A bankrupt California hospital will receive a $10 million loan from a new state program to aid troubled providers.
The loan would throw a lifeline to the San Benito Health Care District, which operates Hazel Hawkins Memorial Hospital in Hollister. San Benito filed for Chapter 9 bankruptcy in May as it faced waning cash and unfunded pension obligations.
Hazel Hawkins is one of 17 facilities to receive a loan through the program, a state press release outlined on Thursday. The community hospitals will be awarded a combined total of close to $300 million of assistance.

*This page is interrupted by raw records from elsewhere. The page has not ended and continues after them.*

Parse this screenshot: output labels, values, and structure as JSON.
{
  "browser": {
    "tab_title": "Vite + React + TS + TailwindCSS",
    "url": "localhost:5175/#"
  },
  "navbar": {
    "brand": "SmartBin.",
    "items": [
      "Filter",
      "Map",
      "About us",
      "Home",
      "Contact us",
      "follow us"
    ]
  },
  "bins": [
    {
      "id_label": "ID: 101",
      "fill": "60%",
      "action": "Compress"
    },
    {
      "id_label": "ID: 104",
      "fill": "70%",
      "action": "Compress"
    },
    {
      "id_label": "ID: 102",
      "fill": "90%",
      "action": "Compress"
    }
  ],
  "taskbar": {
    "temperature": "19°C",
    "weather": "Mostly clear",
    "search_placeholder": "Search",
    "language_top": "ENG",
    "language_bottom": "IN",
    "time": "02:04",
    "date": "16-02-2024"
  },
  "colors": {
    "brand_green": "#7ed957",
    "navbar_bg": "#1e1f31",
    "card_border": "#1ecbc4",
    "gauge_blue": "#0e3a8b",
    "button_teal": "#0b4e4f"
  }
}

“Across the country, community hospitals are experiencing financial stress like never before. These hospitals are often the only acute health care access point in their area,” Gov. Gavin Newsom said in the statement. “In partnership with the legislature, we are working to keep the doors open so Californians can access critical care close to home.”
Like hundreds of other ailing rural hospitals, Hazel Hawkins caters to poorer patients lacking private insurance, or any insurance at all. Meanwhile, US hospitals still contend with higher labor costs and staffing shortages exacerbated by the pandemic. Hazel Hawkins said it would exhaust its cash next year and needed to restructure its outstanding obligations as it sought a buyer or partner, according to court papers.
California approved the interest-free loan program in May to help distressed hospitals in the wake of the closing of Madera Hospital in the Central Valley, the only provider for a region of 160,000 residents. Hazel Hawkins, which employed about 700 at the time of the filing, also operates clinics and nursing homes as well as the only emergency room in the county of approximately 64,000, according to court filings.
California’s 76 healthcare districts, run by elected boards and with the ability to issue debt, are designed to support troubled hospitals in under-served, mostly rural areas. Financial problems at California healthcare facilities are widespread, with an April report from consultant Kaufman Hall designating about 20% of the state’s hospitals at risk of closing.